We were greeted upon arrival by JC, who runs this campsite on a beautiful piece of land in this "gated community," which is a large expanse of field, trailers, and tiny homes along the Cowlich River. We were promised wildlife, and we were not disappointed. JC even had the most adorable little dog named Brutus, who provided endless entertainment as we were shown around the property.
The best part about this campsite? The seclusion. The stars. The fact that we were so out in the middle of nowhere, with no cell service and only one other group of campers who weren't even in hearing range. It was so different from camping in a national park, and it was the perfect spot to kick back, drink a beer, and feel absolutely awesome about our roadtrip. Check it out here!
Night #7: Lonesome Dove Guest Ranch
After a long day of driving, this was a fantastic place to rest our heads and gear up for the day ahead. This was our last stop before Glacier National Park, and was a wonderful gateway into the "Wild West" aspect that Montana is so notorious for.
This ranch is home to all sorts of animals. Buffalo, rabbits, horses, chickens, you name it. It was part functioning farm and part guest ranch, and we were lucky enough to score a night in one of their huge, authentic tipis. With mainly the basics: two comfy beds, extra blankets, towels, and two flashlights, our tipi experience was exactly what we had expected, nothing more, nothing less. The bath house was a bit of a walk, and we had some serious troubles finding it when we arrived late at night, but the shower and toilet facilities were fine and we were able to use the outhouse located behind the tipi area.
The most amazing perk was that the ranch offered breakfast in the morning! I'm not sure if this is common with Airbnb listings, but a free delicious breakfast was included in our stay. And let me tell you: Best bacon I have ever eaten in my life. I'm not sure if it was some weird kind of buffalo bacon or if they just really know how to cook it, but that's one bite I will never forget.
My only regret staying here was our late arrival. We had a long driving day all the way from Packwood, WA to Kalispell, MT, so I feel like we didn't get to fully experience this wonderful ranch, especialy since we wanted to depart early and start hiking. At $75 per night, that was quite a bullet to bite, but it was entirely our own planning mistakes that kept us from getting to Kalispell until about 11 p.m. However, I would still absolutely recommend staying here, and I would spend more time here myself if given the opportunity. Reserve a tipi (or other space on this beautiful ranch) here!

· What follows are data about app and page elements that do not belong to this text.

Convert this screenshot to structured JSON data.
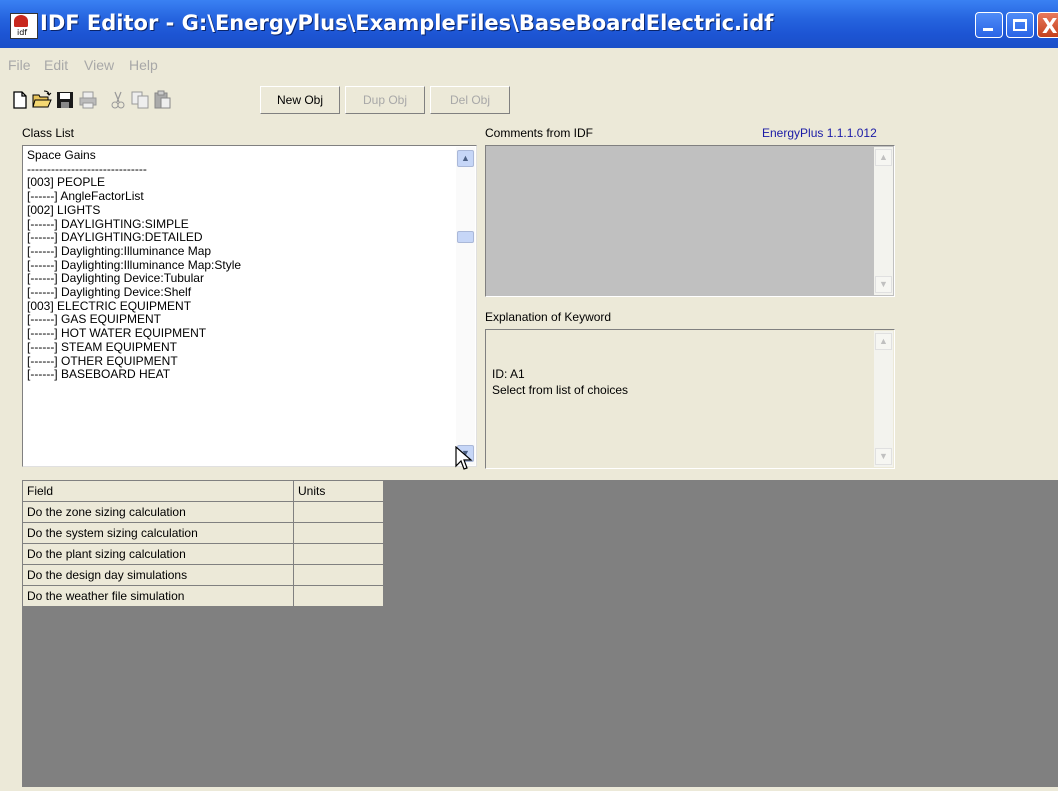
{
  "window": {
    "title": "IDF Editor - G:\\EnergyPlus\\ExampleFiles\\BaseBoardElectric.idf",
    "icon_text": "idf",
    "controls": {
      "minimize": "_",
      "maximize": "□",
      "close": "X"
    }
  },
  "menu": [
    "File",
    "Edit",
    "View",
    "Help"
  ],
  "toolbar": {
    "icons": [
      "new-file-icon",
      "open-folder-icon",
      "save-icon",
      "print-icon",
      "cut-icon",
      "copy-icon",
      "paste-icon"
    ],
    "new_obj": "New Obj",
    "dup_obj": "Dup Obj",
    "del_obj": "Del Obj"
  },
  "class_list": {
    "label": "Class List",
    "items": [
      "Space Gains",
      "------------------------------",
      "[003] PEOPLE",
      "[------] AngleFactorList",
      "[002] LIGHTS",
      "[------] DAYLIGHTING:SIMPLE",
      "[------] DAYLIGHTING:DETAILED",
      "[------] Daylighting:Illuminance Map",
      "[------] Daylighting:Illuminance Map:Style",
      "[------] Daylighting Device:Tubular",
      "[------] Daylighting Device:Shelf",
      "[003] ELECTRIC EQUIPMENT",
      "[------] GAS EQUIPMENT",
      "[------] HOT WATER EQUIPMENT",
      "[------] STEAM EQUIPMENT",
      "[------] OTHER EQUIPMENT",
      "[------] BASEBOARD HEAT"
    ]
  },
  "comments": {
    "label": "Comments from IDF"
  },
  "version": "EnergyPlus 1.1.1.012",
  "explanation": {
    "label": "Explanation of Keyword",
    "line1": "ID: A1",
    "line2": "Select from list of choices"
  },
  "grid": {
    "headers": [
      "Field",
      "Units"
    ],
    "rows": [
      "Do the zone sizing calculation",
      "Do the system sizing calculation",
      "Do the plant sizing calculation",
      "Do the design day simulations",
      "Do the weather file simulation"
    ]
  }
}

Nights #8, #9, & #10: Camping in Glacier National Park and staying with friends in Missoula, MT and Medora, SD. More posts to come on those lovely places!
Our incredible Pacific Northwest roadtrip adventure was made so much more unique and eventful with the help of Airbnb, and I will always check here first for all of my upcoming stays around the world! I am still so blown away by the diversity of experiences offered through this network, and I've already been looking into future trips based solely around the unique acommodations I can find there!
Have you tried Airbnb yet? Sign up with my linke and we will both recieve a $35 credit when you book your first trip! There is no need to book right away, but simply signing up through Facebook now and then sharing your link with friends helps us all out, and I know that nobody is against a little accommodation discount (wink face).
Disclaimer: this post is in no way sponsored by Airbnb or by any of my Airbnb hosts! I just had some amazing, unique, and memorable experiences that I couldn't wait to share with my readers. You will always recieve my most authentic opinion.
Have you stayed at a particularly memorable or unique alternative Airbnbs? Who, what, when, where, and why? Tell me in the comments!